## Description of the task
Provide the data again exactly, including every line that follows.

____ Material for the task

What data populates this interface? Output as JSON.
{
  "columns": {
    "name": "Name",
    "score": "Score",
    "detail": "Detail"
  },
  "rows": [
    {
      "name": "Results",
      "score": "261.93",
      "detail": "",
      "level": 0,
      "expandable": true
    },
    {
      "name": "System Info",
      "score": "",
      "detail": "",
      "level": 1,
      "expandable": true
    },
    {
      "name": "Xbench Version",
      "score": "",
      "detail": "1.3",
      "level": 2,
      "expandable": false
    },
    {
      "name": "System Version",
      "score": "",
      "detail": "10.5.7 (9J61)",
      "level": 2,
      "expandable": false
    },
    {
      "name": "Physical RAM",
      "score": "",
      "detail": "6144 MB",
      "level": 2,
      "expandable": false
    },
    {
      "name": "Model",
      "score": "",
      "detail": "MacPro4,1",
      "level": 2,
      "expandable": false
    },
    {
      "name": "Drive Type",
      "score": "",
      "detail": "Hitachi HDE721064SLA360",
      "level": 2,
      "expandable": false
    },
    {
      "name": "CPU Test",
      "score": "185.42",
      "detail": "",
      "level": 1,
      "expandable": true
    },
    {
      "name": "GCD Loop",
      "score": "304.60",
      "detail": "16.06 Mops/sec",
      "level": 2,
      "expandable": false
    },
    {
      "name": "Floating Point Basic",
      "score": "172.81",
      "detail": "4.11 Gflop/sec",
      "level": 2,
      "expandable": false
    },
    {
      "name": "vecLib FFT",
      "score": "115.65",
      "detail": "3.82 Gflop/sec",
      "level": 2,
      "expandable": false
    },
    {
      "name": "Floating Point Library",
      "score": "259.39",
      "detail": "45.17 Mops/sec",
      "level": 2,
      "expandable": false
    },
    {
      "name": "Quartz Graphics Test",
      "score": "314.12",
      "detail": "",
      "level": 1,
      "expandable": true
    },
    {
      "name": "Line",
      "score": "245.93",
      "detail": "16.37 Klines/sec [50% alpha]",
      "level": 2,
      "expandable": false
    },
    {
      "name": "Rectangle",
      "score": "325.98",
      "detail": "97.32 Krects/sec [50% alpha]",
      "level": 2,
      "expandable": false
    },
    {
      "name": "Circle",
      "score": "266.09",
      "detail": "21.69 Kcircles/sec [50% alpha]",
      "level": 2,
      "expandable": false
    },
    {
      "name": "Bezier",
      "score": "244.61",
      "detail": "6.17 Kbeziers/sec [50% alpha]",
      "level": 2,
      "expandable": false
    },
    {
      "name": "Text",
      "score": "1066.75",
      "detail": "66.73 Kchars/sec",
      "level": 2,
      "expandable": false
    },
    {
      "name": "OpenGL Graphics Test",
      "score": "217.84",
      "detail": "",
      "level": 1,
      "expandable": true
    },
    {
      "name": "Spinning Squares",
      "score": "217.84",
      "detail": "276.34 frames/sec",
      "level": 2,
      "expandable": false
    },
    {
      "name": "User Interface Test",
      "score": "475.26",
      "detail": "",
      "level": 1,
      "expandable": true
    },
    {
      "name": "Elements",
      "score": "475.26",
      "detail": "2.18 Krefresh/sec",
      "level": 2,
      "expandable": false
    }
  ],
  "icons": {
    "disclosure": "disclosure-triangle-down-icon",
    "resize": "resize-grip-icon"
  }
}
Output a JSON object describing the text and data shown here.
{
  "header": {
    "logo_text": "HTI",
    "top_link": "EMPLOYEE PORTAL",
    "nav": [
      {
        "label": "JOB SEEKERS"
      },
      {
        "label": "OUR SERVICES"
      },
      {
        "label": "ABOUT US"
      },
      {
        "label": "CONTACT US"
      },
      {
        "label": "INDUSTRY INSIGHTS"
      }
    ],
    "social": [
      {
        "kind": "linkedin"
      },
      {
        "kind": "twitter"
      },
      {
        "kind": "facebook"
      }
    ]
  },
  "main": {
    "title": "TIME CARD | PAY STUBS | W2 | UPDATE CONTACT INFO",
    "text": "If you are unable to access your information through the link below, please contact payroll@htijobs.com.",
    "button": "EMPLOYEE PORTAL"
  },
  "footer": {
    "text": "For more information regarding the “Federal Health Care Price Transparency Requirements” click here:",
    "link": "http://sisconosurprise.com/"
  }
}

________

## The completed task
What data populates this interface? Output as JSON.
{
  "columns": {
    "name": "Name",
    "score": "Score",
    "detail": "Detail"
  },
  "rows": [
    {
      "name": "Results",
      "score": "261.93",
      "detail": "",
      "level": 0,
      "expandable": true
    },
    {
      "name": "System Info",
      "score": "",
      "detail": "",
      "level": 1,
      "expandable": true
    },
    {
      "name": "Xbench Version",
      "score": "",
      "detail": "1.3",
      "level": 2,
      "expandable": false
    },
    {
      "name": "System Version",
      "score": "",
      "detail": "10.5.7 (9J61)",
      "level": 2,
      "expandable": false
    },
    {
      "name": "Physical RAM",
      "score": "",
      "detail": "6144 MB",
      "level": 2,
      "expandable": false
    },
    {
      "name": "Model",
      "score": "",
      "detail": "MacPro4,1",
      "level": 2,
      "expandable": false
    },
    {
      "name": "Drive Type",
      "score": "",
      "detail": "Hitachi HDE721064SLA360",
      "level": 2,
      "expandable": false
    },
    {
      "name": "CPU Test",
      "score": "185.42",
      "detail": "",
      "level": 1,
      "expandable": true
    },
    {
      "name": "GCD Loop",
      "score": "304.60",
      "detail": "16.06 Mops/sec",
      "level": 2,
      "expandable": false
    },
    {
      "name": "Floating Point Basic",
      "score": "172.81",
      "detail": "4.11 Gflop/sec",
      "level": 2,
      "expandable": false
    },
    {
      "name": "vecLib FFT",
      "score": "115.65",
      "detail": "3.82 Gflop/sec",
      "level": 2,
      "expandable": false
    },
    {
      "name": "Floating Point Library",
      "score": "259.39",
      "detail": "45.17 Mops/sec",
      "level": 2,
      "expandable": false
    },
    {
      "name": "Quartz Graphics Test",
      "score": "314.12",
      "detail": "",
      "level": 1,
      "expandable": true
    },
    {
      "name": "Line",
      "score": "245.93",
      "detail": "16.37 Klines/sec [50% alpha]",
      "level": 2,
      "expandable": false
    },
    {
      "name": "Rectangle",
      "score": "325.98",
      "detail": "97.32 Krects/sec [50% alpha]",
      "level": 2,
      "expandable": false
    },
    {
      "name": "Circle",
      "score": "266.09",
      "detail": "21.69 Kcircles/sec [50% alpha]",
      "level": 2,
      "expandable": false
    },
    {
      "name": "Bezier",
      "score": "244.61",
      "detail": "6.17 Kbeziers/sec [50% alpha]",
      "level": 2,
      "expandable": false
    },
    {
      "name": "Text",
      "score": "1066.75",
      "detail": "66.73 Kchars/sec",
      "level": 2,
      "expandable": false
    },
    {
      "name": "OpenGL Graphics Test",
      "score": "217.84",
      "detail": "",
      "level": 1,
      "expandable": true
    },
    {
      "name": "Spinning Squares",
      "score": "217.84",
      "detail": "276.34 frames/sec",
      "level": 2,
      "expandable": false
    },
    {
      "name": "User Interface Test",
      "score": "475.26",
      "detail": "",
      "level": 1,
      "expandable": true
    },
    {
      "name": "Elements",
      "score": "475.26",
      "detail": "2.18 Krefresh/sec",
      "level": 2,
      "expandable": false
    }
  ],
  "icons": {
    "disclosure": "disclosure-triangle-down-icon",
    "resize": "resize-grip-icon"
  }
}
Output a JSON object describing the text and data shown here.
{
  "header": {
    "logo_text": "HTI",
    "top_link": "EMPLOYEE PORTAL",
    "nav": [
      {
        "label": "JOB SEEKERS"
      },
      {
        "label": "OUR SERVICES"
      },
      {
        "label": "ABOUT US"
      },
      {
        "label": "CONTACT US"
      },
      {
        "label": "INDUSTRY INSIGHTS"
      }
    ],
    "social": [
      {
        "kind": "linkedin"
      },
      {
        "kind": "twitter"
      },
      {
        "kind": "facebook"
      }
    ]
  },
  "main": {
    "title": "TIME CARD | PAY STUBS | W2 | UPDATE CONTACT INFO",
    "text": "If you are unable to access your information through the link below, please contact payroll@htijobs.com.",
    "button": "EMPLOYEE PORTAL"
  },
  "footer": {
    "text": "For more information regarding the “Federal Health Care Price Transparency Requirements” click here:",
    "link": "http://sisconosurprise.com/"
  }
}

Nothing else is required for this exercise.